Do clinical trials work?
The gauze is starting to be removed from the world of clinical trials. As transparency increases, so too will the likelihood of legal liability for drug makers and other trial sponsors. A recent article in the New York Times demonstrates that this type of news has become mainstream. First, the news. Then the implications for risk management.
The NY Times story and others like it in the popular press give rise to greater knowledge that the data from clinical trials is imperfect inherently. For example, trial populations are seldom representative of those with the disease or condition. Participants are usually much younger than the average sufferer. It is just harder to recruit older participants who are less likely to desire participation in a speculative trial when their remaining life from a successful outcome is not as long as for younger persons. Further, trials are often too small and don’t have enough post-approval follow-up. The recent announcement that Avastin actually did not improve outcomes for brain cancer after having been approved for large-scale cancer usage is just an example of this phenomena.
And that leads to risk management and insurance implications.
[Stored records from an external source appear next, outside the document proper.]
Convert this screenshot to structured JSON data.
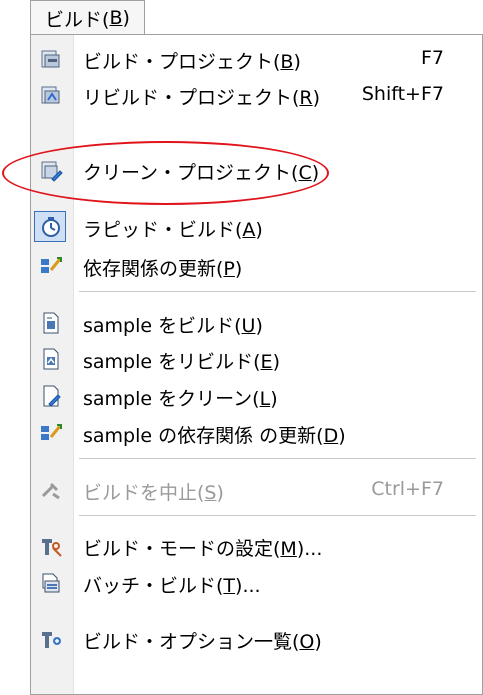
{
  "menubar": {
    "title_text": "ビルド(",
    "title_mnemonic": "B",
    "title_end": ")"
  },
  "items": [
    {
      "text": "ビルド・プロジェクト(",
      "mnemonic": "B",
      "end": ")",
      "shortcut": "F7",
      "icon": "build-icon"
    },
    {
      "text": "リビルド・プロジェクト(",
      "mnemonic": "R",
      "end": ")",
      "shortcut": "Shift+F7",
      "icon": "rebuild-icon"
    },
    {
      "text": "クリーン・プロジェクト(",
      "mnemonic": "C",
      "end": ")",
      "shortcut": "",
      "icon": "clean-icon"
    },
    {
      "text": "ラピッド・ビルド(",
      "mnemonic": "A",
      "end": ")",
      "shortcut": "",
      "icon": "rapid-build-icon"
    },
    {
      "text": "依存関係の更新(",
      "mnemonic": "P",
      "end": ")",
      "shortcut": "",
      "icon": "update-dependencies-icon"
    },
    {
      "text": "sample をビルド(",
      "mnemonic": "U",
      "end": ")",
      "shortcut": "",
      "icon": "file-build-icon"
    },
    {
      "text": "sample をリビルド(",
      "mnemonic": "E",
      "end": ")",
      "shortcut": "",
      "icon": "file-rebuild-icon"
    },
    {
      "text": "sample をクリーン(",
      "mnemonic": "L",
      "end": ")",
      "shortcut": "",
      "icon": "file-clean-icon"
    },
    {
      "text": "sample の依存関係 の更新(",
      "mnemonic": "D",
      "end": ")",
      "shortcut": "",
      "icon": "file-update-dependencies-icon"
    },
    {
      "text": "ビルドを中止(",
      "mnemonic": "S",
      "end": ")",
      "shortcut": "Ctrl+F7",
      "icon": "stop-build-icon"
    },
    {
      "text": "ビルド・モードの設定(",
      "mnemonic": "M",
      "end": ")...",
      "shortcut": "",
      "icon": "build-mode-icon"
    },
    {
      "text": "バッチ・ビルド(",
      "mnemonic": "T",
      "end": ")...",
      "shortcut": "",
      "icon": "batch-build-icon"
    },
    {
      "text": "ビルド・オプション一覧(",
      "mnemonic": "O",
      "end": ")",
      "shortcut": "",
      "icon": "build-options-list-icon"
    }
  ],
  "colors": {
    "highlight": "#e0141b",
    "checked_border": "#3b6fb6",
    "disabled_text": "#9a9a9a"
  }
}
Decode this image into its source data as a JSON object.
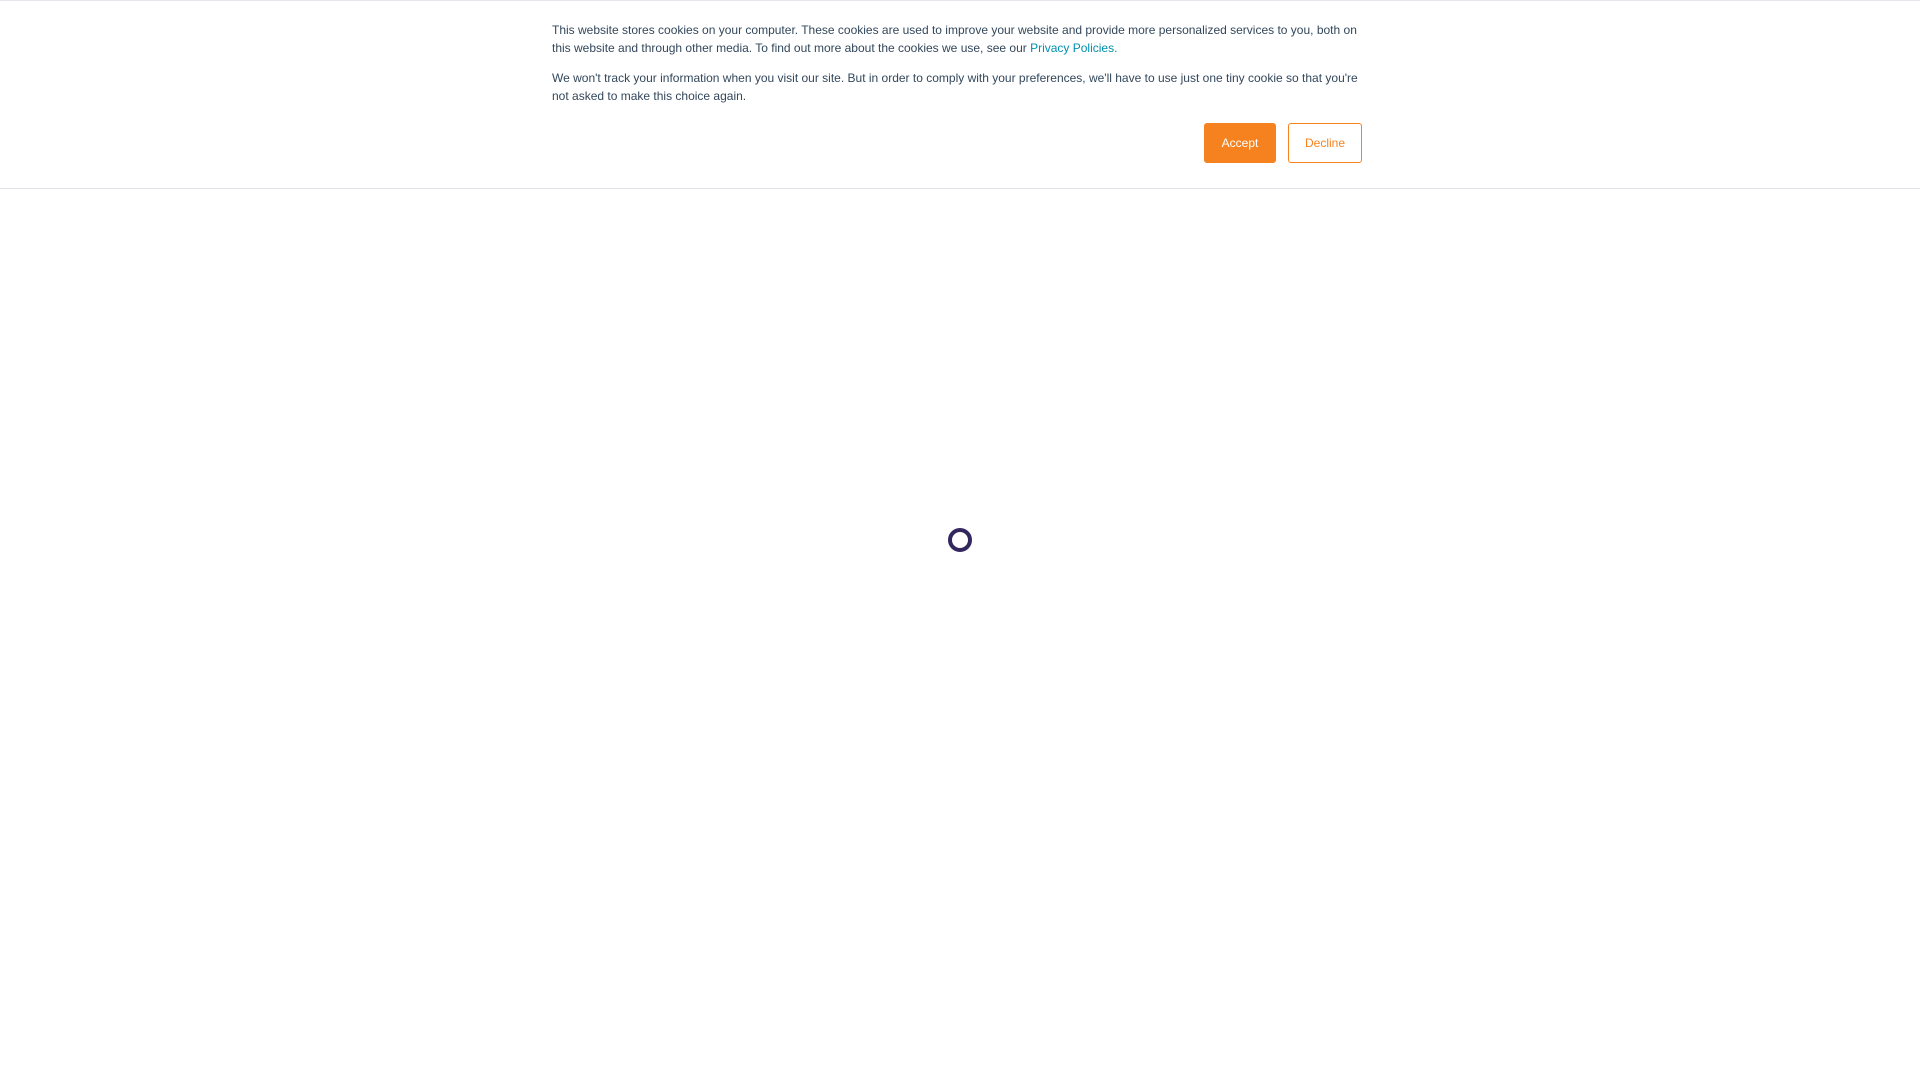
{
  "cookie_banner": {
    "paragraph_1": "This website stores cookies on your computer. These cookies are used to improve your website and provide more personalized services to you, both on this website and through other media. To find out more about the cookies we use, see our",
    "privacy_link": "Privacy Policies.",
    "paragraph_2": "We won't track your information when you visit our site. But in order to comply with your preferences, we'll have to use just one tiny cookie so that you're not asked to make this choice again.",
    "accept_label": "Accept",
    "decline_label": "Decline"
  },
  "loader": {
    "icon": "loading-spinner-icon",
    "color": "#33275e"
  },
  "colors": {
    "accent": "#f5821f",
    "link": "#0091ae",
    "text": "#33475b"
  }
}
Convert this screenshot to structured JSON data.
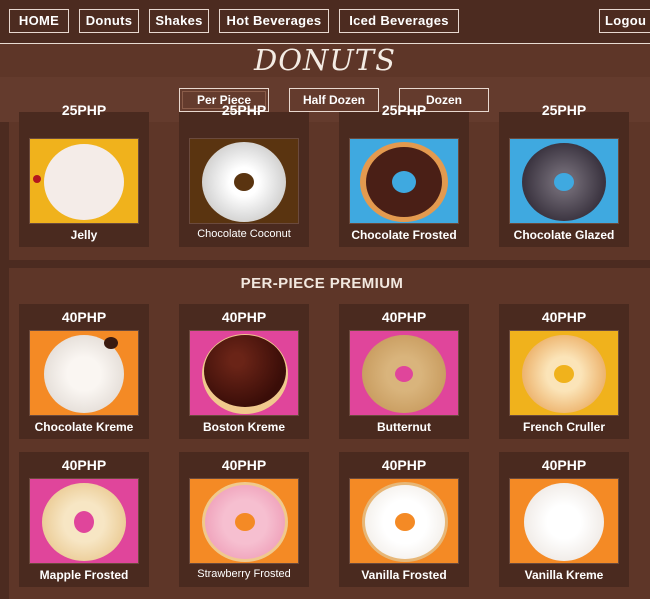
{
  "nav": {
    "home": "HOME",
    "donuts": "Donuts",
    "shakes": "Shakes",
    "hot": "Hot Beverages",
    "iced": "Iced Beverages",
    "logout": "Logou"
  },
  "page_title": "DONUTS",
  "subnav": {
    "per_piece": "Per Piece",
    "half_dozen": "Half Dozen",
    "dozen": "Dozen"
  },
  "section_regular": {
    "price_partial": "25PHP",
    "items": [
      {
        "name": "Jelly",
        "bg": "#f0b21c",
        "icon": "jelly-donut"
      },
      {
        "name": "Chocolate Coconut",
        "bg": "#5a3410",
        "icon": "chocolate-coconut-donut"
      },
      {
        "name": "Chocolate Frosted",
        "bg": "#3fa9e0",
        "icon": "chocolate-frosted-donut"
      },
      {
        "name": "Chocolate Glazed",
        "bg": "#3fa9e0",
        "icon": "chocolate-glazed-donut"
      }
    ]
  },
  "section_premium": {
    "title": "PER-PIECE PREMIUM",
    "items": [
      {
        "price": "40PHP",
        "name": "Chocolate Kreme",
        "bg": "#f48a25",
        "icon": "chocolate-kreme-donut"
      },
      {
        "price": "40PHP",
        "name": "Boston Kreme",
        "bg": "#e0459b",
        "icon": "boston-kreme-donut"
      },
      {
        "price": "40PHP",
        "name": "Butternut",
        "bg": "#e0459b",
        "icon": "butternut-donut"
      },
      {
        "price": "40PHP",
        "name": "French Cruller",
        "bg": "#f0b21c",
        "icon": "french-cruller-donut"
      },
      {
        "price": "40PHP",
        "name": "Mapple Frosted",
        "bg": "#e0459b",
        "icon": "mapple-frosted-donut"
      },
      {
        "price": "40PHP",
        "name": "Strawberry Frosted",
        "bg": "#f48a25",
        "icon": "strawberry-frosted-donut"
      },
      {
        "price": "40PHP",
        "name": "Vanilla Frosted",
        "bg": "#f48a25",
        "icon": "vanilla-frosted-donut"
      },
      {
        "price": "40PHP",
        "name": "Vanilla Kreme",
        "bg": "#f48a25",
        "icon": "vanilla-kreme-donut"
      }
    ]
  }
}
The world of clinical trials is becoming more transparent. As reported in this blog earlier, many drug companies are now posting their failures as well as their clinical successes. All of this, however, and the added public discussion demonstrated by mainstream media coverage does two things. It makes unhappy trial participants more aware of the inherent weaknesses of the process that they have undergone and hence more likely to bring a lawsuit for any perceived unfavorable outcomes. Just as importantly, it makes more plaintiff’s attorneys aware of the potential goldmine of litigation, despite the most well-designed trial and consent form. Add that to a changing state of art and the likelihood of successful lawsuits is increasing. Sponsors need to plan accordingly.
About the Author
Phil Edmundson is the Chairman and CEO of William Gallagher Associates, insurance brokers and consultants for businesses with over 30 years in the insurance industry. He manages strategy, talent acquisition and development, and management / acquisitions at WGA.